(What is needed) Within the records that follow, find every line containing the string "zipdir". Copy those lines.

(Source material)
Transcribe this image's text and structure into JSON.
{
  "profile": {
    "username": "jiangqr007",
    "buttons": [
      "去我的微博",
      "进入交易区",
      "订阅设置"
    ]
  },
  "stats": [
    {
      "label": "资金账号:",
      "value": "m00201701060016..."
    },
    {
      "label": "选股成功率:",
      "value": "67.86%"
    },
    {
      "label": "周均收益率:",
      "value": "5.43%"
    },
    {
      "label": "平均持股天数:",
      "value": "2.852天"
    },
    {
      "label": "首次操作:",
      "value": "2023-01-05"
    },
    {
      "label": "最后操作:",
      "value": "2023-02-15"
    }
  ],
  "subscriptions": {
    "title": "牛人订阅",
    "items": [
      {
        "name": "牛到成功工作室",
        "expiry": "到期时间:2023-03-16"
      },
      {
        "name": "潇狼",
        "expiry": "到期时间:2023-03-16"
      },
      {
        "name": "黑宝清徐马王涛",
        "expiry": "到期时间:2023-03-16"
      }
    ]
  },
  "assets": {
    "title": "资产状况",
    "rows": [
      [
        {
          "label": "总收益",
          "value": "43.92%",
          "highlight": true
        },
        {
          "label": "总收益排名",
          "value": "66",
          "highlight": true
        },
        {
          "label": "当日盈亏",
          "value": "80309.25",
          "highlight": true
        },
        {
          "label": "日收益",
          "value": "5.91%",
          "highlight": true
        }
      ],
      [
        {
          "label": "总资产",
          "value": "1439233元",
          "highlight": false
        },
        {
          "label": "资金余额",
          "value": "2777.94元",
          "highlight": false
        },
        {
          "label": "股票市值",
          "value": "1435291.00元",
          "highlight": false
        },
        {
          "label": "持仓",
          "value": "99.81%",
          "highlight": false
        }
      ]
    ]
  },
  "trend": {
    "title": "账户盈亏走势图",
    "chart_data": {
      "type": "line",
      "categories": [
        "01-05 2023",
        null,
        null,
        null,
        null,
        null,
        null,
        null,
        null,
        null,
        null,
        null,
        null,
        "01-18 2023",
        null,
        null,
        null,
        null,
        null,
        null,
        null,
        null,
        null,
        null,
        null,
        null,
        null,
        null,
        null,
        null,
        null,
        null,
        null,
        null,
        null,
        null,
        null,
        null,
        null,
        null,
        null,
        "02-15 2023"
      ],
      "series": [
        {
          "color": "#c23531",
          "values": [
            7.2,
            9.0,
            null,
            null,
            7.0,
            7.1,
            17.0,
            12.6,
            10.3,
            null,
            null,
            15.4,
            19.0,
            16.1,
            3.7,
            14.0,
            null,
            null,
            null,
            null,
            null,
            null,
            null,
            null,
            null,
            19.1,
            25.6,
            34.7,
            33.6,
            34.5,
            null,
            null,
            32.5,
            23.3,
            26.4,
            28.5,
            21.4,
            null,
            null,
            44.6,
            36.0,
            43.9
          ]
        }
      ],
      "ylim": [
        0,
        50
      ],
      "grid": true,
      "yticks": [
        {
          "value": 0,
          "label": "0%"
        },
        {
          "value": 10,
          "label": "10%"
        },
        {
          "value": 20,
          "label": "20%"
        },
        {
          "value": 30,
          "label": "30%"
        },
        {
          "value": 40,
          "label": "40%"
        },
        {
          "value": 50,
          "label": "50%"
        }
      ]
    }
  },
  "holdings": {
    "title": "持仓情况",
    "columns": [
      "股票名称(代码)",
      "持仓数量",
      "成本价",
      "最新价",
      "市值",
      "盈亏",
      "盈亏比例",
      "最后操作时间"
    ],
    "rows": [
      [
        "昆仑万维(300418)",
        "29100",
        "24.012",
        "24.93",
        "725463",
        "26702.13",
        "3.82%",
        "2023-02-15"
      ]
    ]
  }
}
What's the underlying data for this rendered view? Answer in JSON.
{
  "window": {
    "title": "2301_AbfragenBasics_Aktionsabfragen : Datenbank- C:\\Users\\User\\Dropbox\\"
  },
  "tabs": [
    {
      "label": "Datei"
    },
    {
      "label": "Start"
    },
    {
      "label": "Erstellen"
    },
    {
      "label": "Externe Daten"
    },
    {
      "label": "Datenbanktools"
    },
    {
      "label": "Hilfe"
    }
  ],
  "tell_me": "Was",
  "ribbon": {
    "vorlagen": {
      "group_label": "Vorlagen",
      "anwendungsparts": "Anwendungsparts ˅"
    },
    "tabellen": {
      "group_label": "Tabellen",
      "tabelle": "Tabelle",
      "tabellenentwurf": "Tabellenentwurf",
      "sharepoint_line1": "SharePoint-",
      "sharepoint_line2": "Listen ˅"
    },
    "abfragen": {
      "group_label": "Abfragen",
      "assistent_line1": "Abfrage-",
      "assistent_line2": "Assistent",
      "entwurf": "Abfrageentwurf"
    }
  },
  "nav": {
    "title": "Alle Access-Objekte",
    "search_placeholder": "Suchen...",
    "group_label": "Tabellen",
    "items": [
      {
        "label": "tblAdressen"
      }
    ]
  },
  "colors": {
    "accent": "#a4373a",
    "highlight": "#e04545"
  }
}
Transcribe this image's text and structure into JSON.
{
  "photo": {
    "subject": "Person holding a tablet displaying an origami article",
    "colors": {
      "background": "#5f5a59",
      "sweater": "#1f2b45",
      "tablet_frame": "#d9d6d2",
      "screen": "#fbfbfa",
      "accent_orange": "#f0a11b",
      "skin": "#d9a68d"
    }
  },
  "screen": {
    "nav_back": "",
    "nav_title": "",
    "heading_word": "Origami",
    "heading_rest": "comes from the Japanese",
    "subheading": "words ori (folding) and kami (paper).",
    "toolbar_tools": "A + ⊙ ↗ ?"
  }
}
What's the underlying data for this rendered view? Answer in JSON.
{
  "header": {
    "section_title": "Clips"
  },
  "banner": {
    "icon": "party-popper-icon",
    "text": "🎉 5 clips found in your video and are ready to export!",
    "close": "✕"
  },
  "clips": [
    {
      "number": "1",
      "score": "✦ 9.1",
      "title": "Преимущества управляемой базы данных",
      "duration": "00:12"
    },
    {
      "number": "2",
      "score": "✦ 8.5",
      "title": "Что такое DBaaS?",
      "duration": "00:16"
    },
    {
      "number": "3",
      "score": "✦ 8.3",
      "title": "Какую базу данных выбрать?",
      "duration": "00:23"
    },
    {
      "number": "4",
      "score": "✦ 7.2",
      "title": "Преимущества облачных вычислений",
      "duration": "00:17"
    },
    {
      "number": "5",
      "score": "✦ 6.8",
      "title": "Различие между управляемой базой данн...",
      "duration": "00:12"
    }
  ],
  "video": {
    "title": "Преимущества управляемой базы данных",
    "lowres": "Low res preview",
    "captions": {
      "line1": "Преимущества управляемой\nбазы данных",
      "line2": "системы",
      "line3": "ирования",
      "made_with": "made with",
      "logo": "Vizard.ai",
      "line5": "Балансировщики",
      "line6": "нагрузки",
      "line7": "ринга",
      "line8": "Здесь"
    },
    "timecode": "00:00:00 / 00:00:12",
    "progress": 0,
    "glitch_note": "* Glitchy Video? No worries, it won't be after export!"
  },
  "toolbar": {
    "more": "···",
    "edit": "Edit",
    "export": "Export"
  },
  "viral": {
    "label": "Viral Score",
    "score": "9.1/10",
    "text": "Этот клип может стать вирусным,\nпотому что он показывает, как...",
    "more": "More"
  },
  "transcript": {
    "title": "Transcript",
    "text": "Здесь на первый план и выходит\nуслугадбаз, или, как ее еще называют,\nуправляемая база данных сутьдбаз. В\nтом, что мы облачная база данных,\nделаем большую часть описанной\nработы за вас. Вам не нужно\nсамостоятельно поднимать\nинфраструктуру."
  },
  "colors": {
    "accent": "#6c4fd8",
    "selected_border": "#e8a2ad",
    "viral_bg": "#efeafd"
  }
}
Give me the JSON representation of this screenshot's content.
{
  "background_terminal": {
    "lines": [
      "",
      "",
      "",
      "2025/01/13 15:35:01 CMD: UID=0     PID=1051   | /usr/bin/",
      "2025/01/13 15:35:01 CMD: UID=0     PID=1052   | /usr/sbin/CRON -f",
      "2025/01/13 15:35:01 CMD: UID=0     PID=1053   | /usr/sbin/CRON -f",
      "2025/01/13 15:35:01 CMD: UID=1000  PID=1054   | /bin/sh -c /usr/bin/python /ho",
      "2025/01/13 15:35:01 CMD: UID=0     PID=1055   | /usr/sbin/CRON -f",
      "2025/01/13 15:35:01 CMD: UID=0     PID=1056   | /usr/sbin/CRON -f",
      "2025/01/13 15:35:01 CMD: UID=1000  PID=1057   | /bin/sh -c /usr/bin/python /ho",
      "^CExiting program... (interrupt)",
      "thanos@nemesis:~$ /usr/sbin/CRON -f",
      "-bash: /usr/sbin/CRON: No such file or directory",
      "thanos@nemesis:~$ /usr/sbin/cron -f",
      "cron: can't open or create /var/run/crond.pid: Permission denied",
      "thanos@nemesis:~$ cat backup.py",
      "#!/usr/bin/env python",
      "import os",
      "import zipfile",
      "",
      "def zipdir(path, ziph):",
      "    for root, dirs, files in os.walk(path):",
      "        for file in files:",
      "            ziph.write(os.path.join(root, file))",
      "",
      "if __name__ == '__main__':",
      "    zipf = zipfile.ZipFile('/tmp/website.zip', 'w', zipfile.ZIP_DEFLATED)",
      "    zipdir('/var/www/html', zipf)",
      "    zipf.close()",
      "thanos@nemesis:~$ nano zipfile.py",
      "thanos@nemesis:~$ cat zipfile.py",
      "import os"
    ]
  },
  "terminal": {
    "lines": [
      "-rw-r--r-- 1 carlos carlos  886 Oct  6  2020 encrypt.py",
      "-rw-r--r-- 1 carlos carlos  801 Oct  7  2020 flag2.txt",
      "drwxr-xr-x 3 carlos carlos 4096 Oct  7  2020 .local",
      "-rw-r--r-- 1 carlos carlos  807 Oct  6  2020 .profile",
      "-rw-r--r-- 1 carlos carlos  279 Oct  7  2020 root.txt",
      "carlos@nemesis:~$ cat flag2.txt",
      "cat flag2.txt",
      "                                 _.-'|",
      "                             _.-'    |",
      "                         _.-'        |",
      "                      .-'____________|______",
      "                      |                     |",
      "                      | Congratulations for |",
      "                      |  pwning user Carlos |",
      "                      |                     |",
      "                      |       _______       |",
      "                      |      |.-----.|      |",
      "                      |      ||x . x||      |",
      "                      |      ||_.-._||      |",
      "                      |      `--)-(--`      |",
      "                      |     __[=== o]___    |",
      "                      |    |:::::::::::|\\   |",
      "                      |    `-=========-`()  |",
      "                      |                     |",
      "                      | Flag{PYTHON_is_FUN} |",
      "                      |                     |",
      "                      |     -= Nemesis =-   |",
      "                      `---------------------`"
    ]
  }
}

(Answer section)
      "def zipdir(path, ziph):",
      "    zipdir('/var/www/html', zipf)",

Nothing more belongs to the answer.